-- WORK REQUIRED --
Take each line in the entries below that holds "overstock" and show it.

Extracted data entries:
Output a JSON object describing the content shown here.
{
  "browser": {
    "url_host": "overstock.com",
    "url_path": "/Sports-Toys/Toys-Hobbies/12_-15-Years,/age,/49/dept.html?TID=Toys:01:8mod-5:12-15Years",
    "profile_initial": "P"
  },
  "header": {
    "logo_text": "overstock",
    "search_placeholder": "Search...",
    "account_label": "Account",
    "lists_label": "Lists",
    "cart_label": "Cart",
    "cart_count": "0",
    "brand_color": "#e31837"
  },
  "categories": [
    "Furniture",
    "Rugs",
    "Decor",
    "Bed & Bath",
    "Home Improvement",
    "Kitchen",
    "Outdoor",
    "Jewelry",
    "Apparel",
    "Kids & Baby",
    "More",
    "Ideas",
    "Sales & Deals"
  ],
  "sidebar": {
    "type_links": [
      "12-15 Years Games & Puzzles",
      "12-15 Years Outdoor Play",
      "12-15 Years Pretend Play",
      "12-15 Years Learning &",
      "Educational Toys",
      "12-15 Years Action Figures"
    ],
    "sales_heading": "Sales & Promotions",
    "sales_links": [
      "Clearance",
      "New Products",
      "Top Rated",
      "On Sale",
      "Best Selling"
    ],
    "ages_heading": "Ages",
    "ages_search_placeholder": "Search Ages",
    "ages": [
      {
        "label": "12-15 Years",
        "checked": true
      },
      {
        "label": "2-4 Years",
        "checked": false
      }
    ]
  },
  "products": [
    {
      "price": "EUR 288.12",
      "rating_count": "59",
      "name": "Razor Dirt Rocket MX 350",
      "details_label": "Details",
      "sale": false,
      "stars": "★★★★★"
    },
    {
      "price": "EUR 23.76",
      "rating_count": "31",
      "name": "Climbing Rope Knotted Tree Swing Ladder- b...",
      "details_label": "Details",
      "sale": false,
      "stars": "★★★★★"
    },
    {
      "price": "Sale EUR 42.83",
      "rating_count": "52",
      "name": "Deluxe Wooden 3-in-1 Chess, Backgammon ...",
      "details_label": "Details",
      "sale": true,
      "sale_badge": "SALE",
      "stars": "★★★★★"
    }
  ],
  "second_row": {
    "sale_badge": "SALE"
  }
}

-- TASK SOLUTION --
    "url_host": "overstock.com",
    "logo_text": "overstock",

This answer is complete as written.